→ WORK ITEM:
Each line that includes the word "JSON" should be copied from the records.

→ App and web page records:
=== Section Start ===

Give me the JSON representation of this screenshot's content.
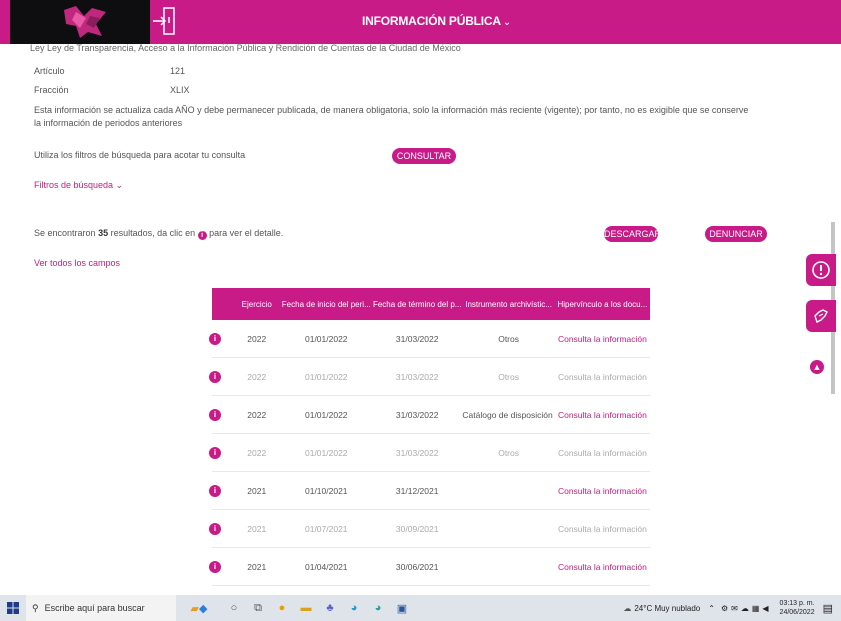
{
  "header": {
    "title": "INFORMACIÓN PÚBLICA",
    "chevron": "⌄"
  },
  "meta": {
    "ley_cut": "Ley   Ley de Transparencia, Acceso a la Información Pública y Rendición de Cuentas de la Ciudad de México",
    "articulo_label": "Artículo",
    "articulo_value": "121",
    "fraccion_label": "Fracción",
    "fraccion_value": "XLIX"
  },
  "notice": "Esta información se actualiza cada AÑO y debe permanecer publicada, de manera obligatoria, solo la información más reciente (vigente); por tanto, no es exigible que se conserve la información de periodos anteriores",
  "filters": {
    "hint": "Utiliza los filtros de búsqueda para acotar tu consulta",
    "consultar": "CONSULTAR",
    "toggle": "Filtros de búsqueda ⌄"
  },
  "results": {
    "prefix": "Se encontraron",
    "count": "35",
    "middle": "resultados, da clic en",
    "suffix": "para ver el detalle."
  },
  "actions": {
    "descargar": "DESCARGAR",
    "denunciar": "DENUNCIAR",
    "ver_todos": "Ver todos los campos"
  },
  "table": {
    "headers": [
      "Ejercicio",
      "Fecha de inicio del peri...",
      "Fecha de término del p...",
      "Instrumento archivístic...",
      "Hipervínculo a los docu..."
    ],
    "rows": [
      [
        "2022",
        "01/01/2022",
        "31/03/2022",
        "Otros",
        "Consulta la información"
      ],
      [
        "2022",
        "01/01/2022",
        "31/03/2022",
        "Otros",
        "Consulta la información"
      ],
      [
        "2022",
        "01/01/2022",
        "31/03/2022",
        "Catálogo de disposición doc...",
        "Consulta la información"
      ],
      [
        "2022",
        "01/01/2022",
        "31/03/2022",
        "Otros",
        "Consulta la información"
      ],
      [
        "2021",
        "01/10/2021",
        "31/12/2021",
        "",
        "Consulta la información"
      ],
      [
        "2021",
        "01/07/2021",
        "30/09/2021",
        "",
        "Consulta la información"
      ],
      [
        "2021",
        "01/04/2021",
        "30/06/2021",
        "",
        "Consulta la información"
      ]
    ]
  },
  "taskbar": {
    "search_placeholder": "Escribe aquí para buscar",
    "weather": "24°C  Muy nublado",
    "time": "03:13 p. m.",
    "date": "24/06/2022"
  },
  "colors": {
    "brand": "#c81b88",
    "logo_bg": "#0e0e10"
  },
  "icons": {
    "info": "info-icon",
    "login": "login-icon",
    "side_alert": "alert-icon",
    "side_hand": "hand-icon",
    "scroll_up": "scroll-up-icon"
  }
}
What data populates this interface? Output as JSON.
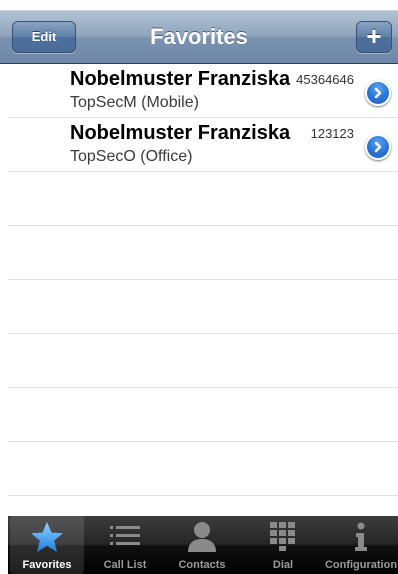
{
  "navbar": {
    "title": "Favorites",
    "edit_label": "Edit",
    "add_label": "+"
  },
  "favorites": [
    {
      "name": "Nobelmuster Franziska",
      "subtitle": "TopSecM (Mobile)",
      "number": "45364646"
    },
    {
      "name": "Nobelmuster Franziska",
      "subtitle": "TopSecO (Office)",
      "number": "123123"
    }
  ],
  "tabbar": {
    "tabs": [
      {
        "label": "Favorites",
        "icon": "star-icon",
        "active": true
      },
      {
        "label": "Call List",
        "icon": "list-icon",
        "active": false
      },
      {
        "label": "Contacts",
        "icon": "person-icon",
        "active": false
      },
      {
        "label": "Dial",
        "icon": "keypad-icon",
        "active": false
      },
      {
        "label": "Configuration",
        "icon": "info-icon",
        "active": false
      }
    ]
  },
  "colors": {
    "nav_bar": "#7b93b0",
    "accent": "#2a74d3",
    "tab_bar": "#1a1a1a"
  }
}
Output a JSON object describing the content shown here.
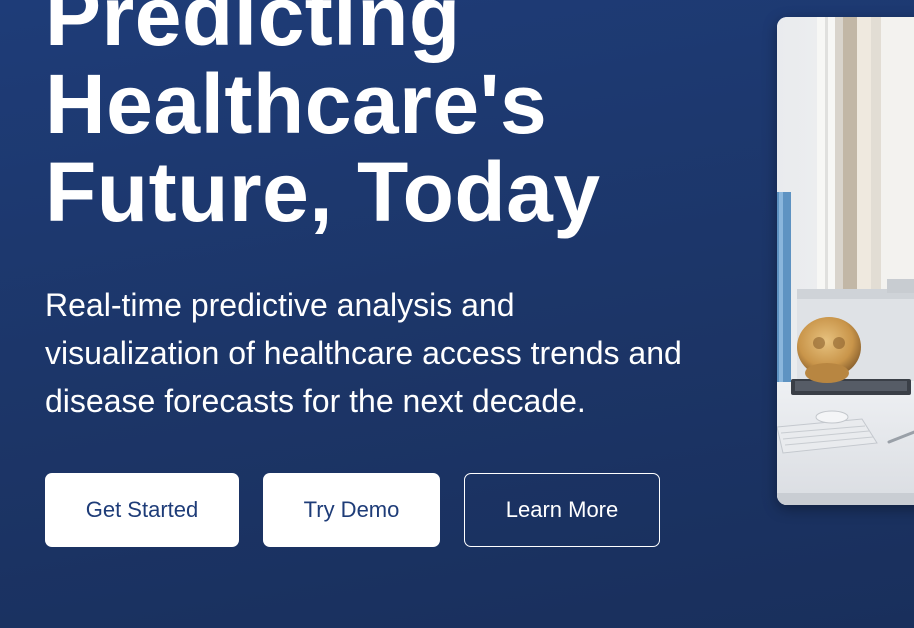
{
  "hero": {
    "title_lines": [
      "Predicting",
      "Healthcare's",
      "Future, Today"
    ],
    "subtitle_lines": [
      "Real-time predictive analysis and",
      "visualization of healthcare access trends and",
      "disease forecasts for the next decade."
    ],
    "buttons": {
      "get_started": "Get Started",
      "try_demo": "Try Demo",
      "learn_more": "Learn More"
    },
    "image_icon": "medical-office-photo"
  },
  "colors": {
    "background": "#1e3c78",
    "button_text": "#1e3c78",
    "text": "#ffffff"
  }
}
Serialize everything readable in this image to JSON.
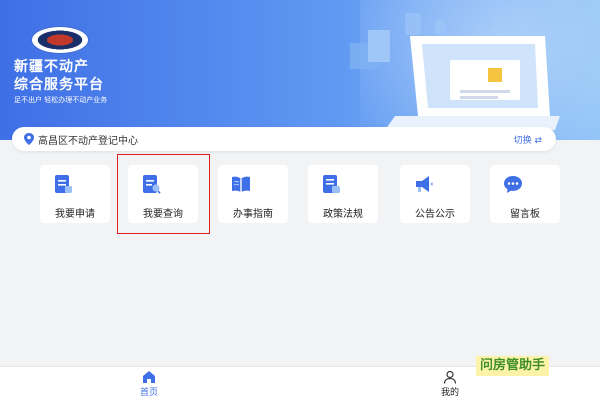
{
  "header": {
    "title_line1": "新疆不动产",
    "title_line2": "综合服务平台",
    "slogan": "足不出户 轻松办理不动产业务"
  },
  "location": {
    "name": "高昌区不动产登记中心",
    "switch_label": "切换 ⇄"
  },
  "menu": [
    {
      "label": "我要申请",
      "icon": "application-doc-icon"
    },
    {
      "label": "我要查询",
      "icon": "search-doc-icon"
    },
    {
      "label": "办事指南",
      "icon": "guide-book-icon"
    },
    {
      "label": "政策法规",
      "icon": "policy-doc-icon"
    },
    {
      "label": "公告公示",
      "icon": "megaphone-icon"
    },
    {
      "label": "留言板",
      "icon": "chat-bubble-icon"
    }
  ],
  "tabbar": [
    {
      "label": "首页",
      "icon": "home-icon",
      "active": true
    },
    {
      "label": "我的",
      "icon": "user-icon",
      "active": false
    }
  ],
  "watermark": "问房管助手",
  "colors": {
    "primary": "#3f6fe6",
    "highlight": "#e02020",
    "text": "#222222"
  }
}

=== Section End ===

→ TASK RESULT:
Give me the JSON representation of this screenshot's content.
What data populates this interface? Output as JSON.
Output a JSON object describing the content shown here.
Serialize everything readable in this image to JSON.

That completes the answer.